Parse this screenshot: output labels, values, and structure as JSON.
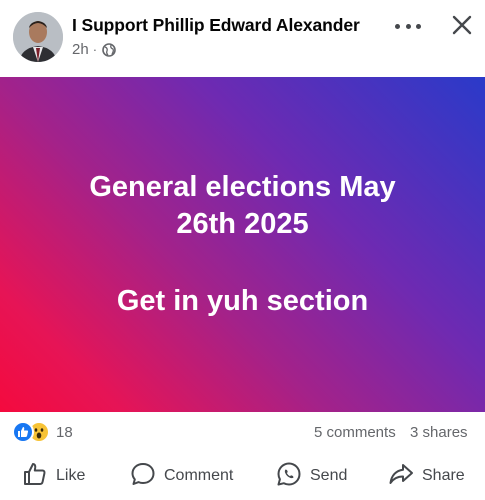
{
  "post": {
    "author": "I Support Phillip Edward Alexander",
    "time": "2h",
    "separator": "·",
    "privacy_icon": "globe-icon",
    "text_line1": "General elections May",
    "text_line2": "26th 2025",
    "text_line3": "Get in yuh section"
  },
  "stats": {
    "reaction_count": "18",
    "comments": "5 comments",
    "shares": "3 shares"
  },
  "actions": {
    "like": "Like",
    "comment": "Comment",
    "send": "Send",
    "share": "Share"
  },
  "colors": {
    "gradient_start": "#2a3ac9",
    "gradient_end": "#f40a3e",
    "like_blue": "#1877f2",
    "text_secondary": "#65676b"
  }
}
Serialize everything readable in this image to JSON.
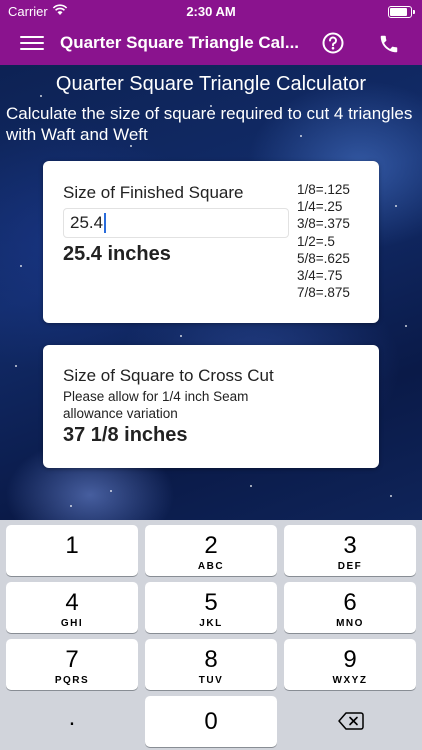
{
  "status_bar": {
    "carrier": "Carrier",
    "time": "2:30 AM"
  },
  "nav": {
    "title": "Quarter Square Triangle Cal...",
    "icons": [
      "menu-icon",
      "help-icon",
      "phone-icon"
    ]
  },
  "main": {
    "heading": "Quarter Square Triangle Calculator",
    "intro": "Calculate the size of square required to cut 4 triangles with Waft and Weft"
  },
  "finished_card": {
    "label": "Size of Finished Square",
    "input_value": "25.4",
    "result": "25.4 inches",
    "fractions": [
      "1/8=.125",
      "1/4=.25",
      "3/8=.375",
      "1/2=.5",
      "5/8=.625",
      "3/4=.75",
      "7/8=.875"
    ]
  },
  "cross_cut_card": {
    "label": "Size of Square to Cross Cut",
    "note": "Please allow for 1/4 inch Seam allowance variation",
    "result": "37 1/8 inches"
  },
  "keyboard": {
    "keys": [
      {
        "digit": "1",
        "letters": ""
      },
      {
        "digit": "2",
        "letters": "ABC"
      },
      {
        "digit": "3",
        "letters": "DEF"
      },
      {
        "digit": "4",
        "letters": "GHI"
      },
      {
        "digit": "5",
        "letters": "JKL"
      },
      {
        "digit": "6",
        "letters": "MNO"
      },
      {
        "digit": "7",
        "letters": "PQRS"
      },
      {
        "digit": "8",
        "letters": "TUV"
      },
      {
        "digit": "9",
        "letters": "WXYZ"
      }
    ],
    "dot": ".",
    "zero": "0",
    "backspace_icon": "backspace-icon"
  },
  "colors": {
    "nav_bar": "#8a138e",
    "keyboard_bg": "#d1d4db",
    "accent_caret": "#2a6cdb"
  }
}
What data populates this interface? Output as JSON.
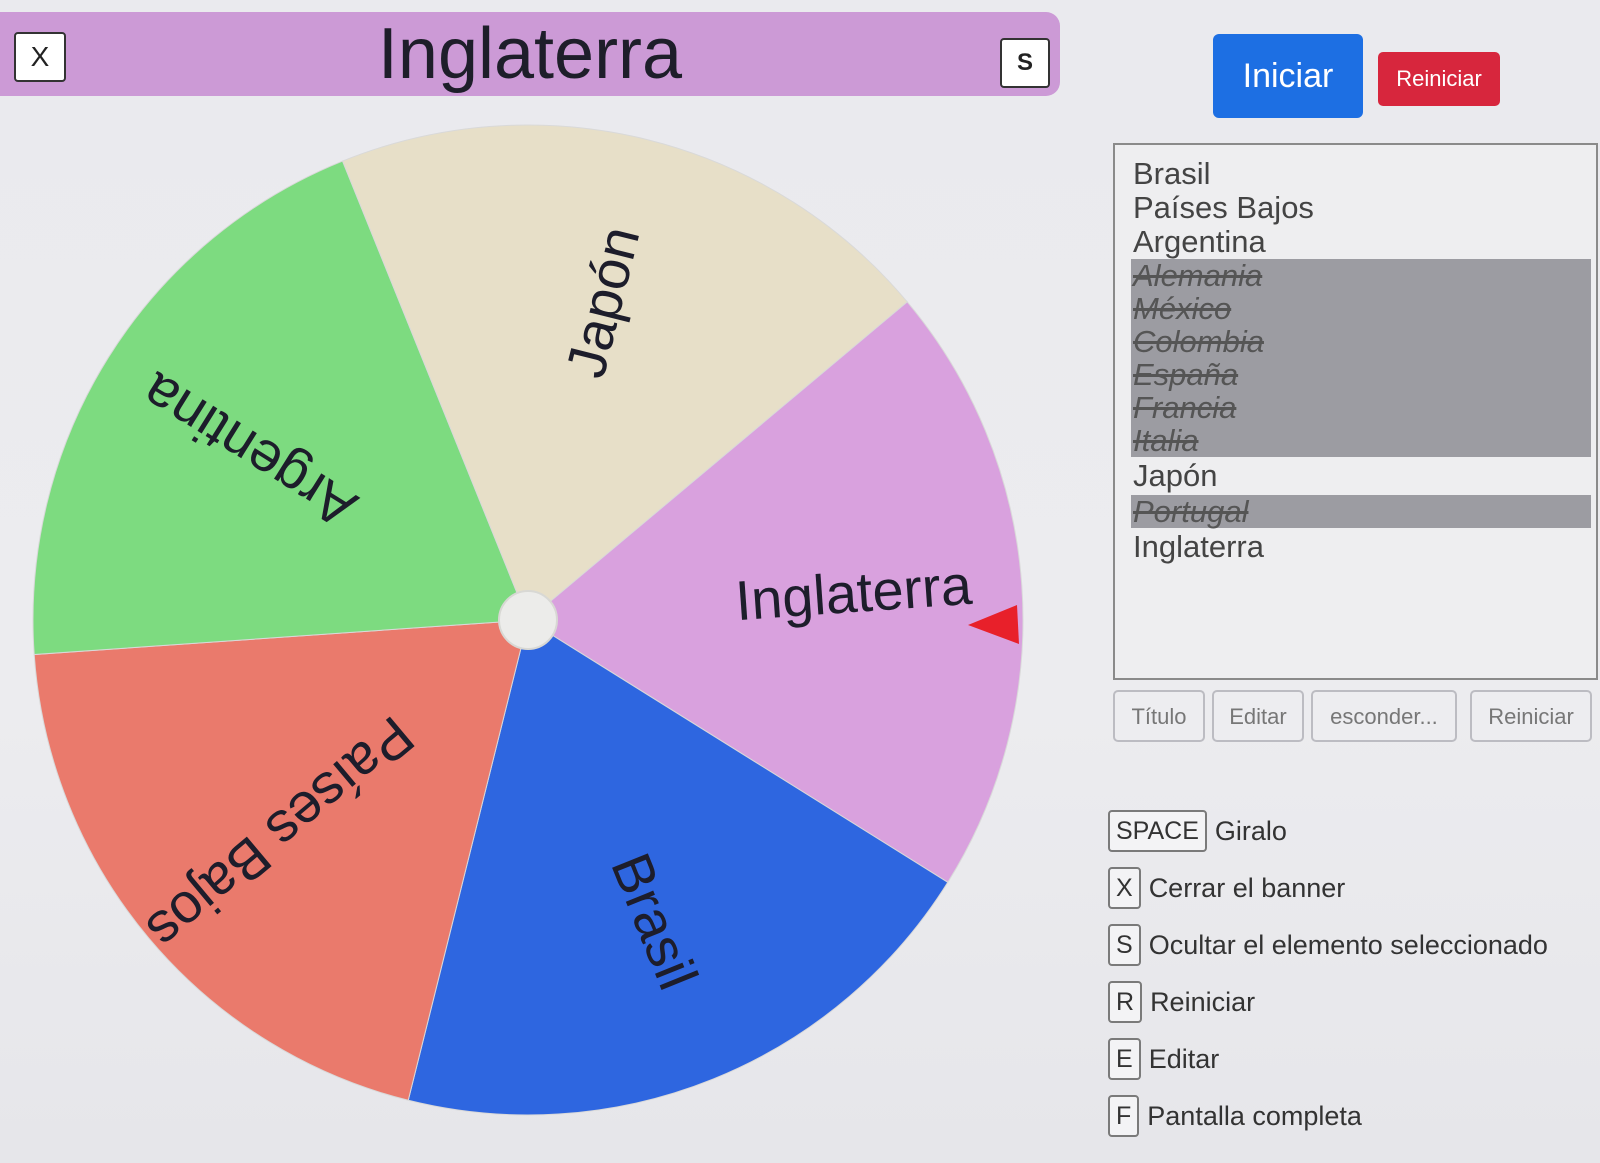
{
  "banner": {
    "close_label": "X",
    "title": "Inglaterra",
    "hide_label": "S",
    "color": "#cc9ad6"
  },
  "controls": {
    "start_label": "Iniciar",
    "reset_label": "Reiniciar"
  },
  "wheel": {
    "segments": [
      {
        "label": "Inglaterra",
        "color": "#d9a1de"
      },
      {
        "label": "Brasil",
        "color": "#2e66e0"
      },
      {
        "label": "Países Bajos",
        "color": "#ea7a6c"
      },
      {
        "label": "Argentina",
        "color": "#7ddb80"
      },
      {
        "label": "Japón",
        "color": "#e7dfc8"
      }
    ],
    "pointer_color": "#e8202a"
  },
  "entries": [
    {
      "label": "Brasil",
      "struck": false
    },
    {
      "label": "Países Bajos",
      "struck": false
    },
    {
      "label": "Argentina",
      "struck": false
    },
    {
      "label": "Alemania",
      "struck": true
    },
    {
      "label": "México",
      "struck": true
    },
    {
      "label": "Colombia",
      "struck": true
    },
    {
      "label": "España",
      "struck": true
    },
    {
      "label": "Francia",
      "struck": true
    },
    {
      "label": "Italia",
      "struck": true
    },
    {
      "label": "Japón",
      "struck": false
    },
    {
      "label": "Portugal",
      "struck": true
    },
    {
      "label": "Inglaterra",
      "struck": false
    }
  ],
  "toolbar": {
    "title_label": "Título",
    "edit_label": "Editar",
    "hide_label": "esconder...",
    "reset_label": "Reiniciar"
  },
  "shortcuts": [
    {
      "key": "SPACE",
      "action": "Giralo"
    },
    {
      "key": "X",
      "action": "Cerrar el banner"
    },
    {
      "key": "S",
      "action": "Ocultar el elemento seleccionado"
    },
    {
      "key": "R",
      "action": "Reiniciar"
    },
    {
      "key": "E",
      "action": "Editar"
    },
    {
      "key": "F",
      "action": "Pantalla completa"
    }
  ]
}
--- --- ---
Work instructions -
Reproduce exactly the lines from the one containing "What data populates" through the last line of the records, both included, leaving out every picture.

Answer section -
What data populates this interface? Output as JSON.
{
  "banner": {
    "close_label": "X",
    "title": "Inglaterra",
    "hide_label": "S",
    "color": "#cc9ad6"
  },
  "controls": {
    "start_label": "Iniciar",
    "reset_label": "Reiniciar"
  },
  "wheel": {
    "segments": [
      {
        "label": "Inglaterra",
        "color": "#d9a1de"
      },
      {
        "label": "Brasil",
        "color": "#2e66e0"
      },
      {
        "label": "Países Bajos",
        "color": "#ea7a6c"
      },
      {
        "label": "Argentina",
        "color": "#7ddb80"
      },
      {
        "label": "Japón",
        "color": "#e7dfc8"
      }
    ],
    "pointer_color": "#e8202a"
  },
  "entries": [
    {
      "label": "Brasil",
      "struck": false
    },
    {
      "label": "Países Bajos",
      "struck": false
    },
    {
      "label": "Argentina",
      "struck": false
    },
    {
      "label": "Alemania",
      "struck": true
    },
    {
      "label": "México",
      "struck": true
    },
    {
      "label": "Colombia",
      "struck": true
    },
    {
      "label": "España",
      "struck": true
    },
    {
      "label": "Francia",
      "struck": true
    },
    {
      "label": "Italia",
      "struck": true
    },
    {
      "label": "Japón",
      "struck": false
    },
    {
      "label": "Portugal",
      "struck": true
    },
    {
      "label": "Inglaterra",
      "struck": false
    }
  ],
  "toolbar": {
    "title_label": "Título",
    "edit_label": "Editar",
    "hide_label": "esconder...",
    "reset_label": "Reiniciar"
  },
  "shortcuts": [
    {
      "key": "SPACE",
      "action": "Giralo"
    },
    {
      "key": "X",
      "action": "Cerrar el banner"
    },
    {
      "key": "S",
      "action": "Ocultar el elemento seleccionado"
    },
    {
      "key": "R",
      "action": "Reiniciar"
    },
    {
      "key": "E",
      "action": "Editar"
    },
    {
      "key": "F",
      "action": "Pantalla completa"
    }
  ]
}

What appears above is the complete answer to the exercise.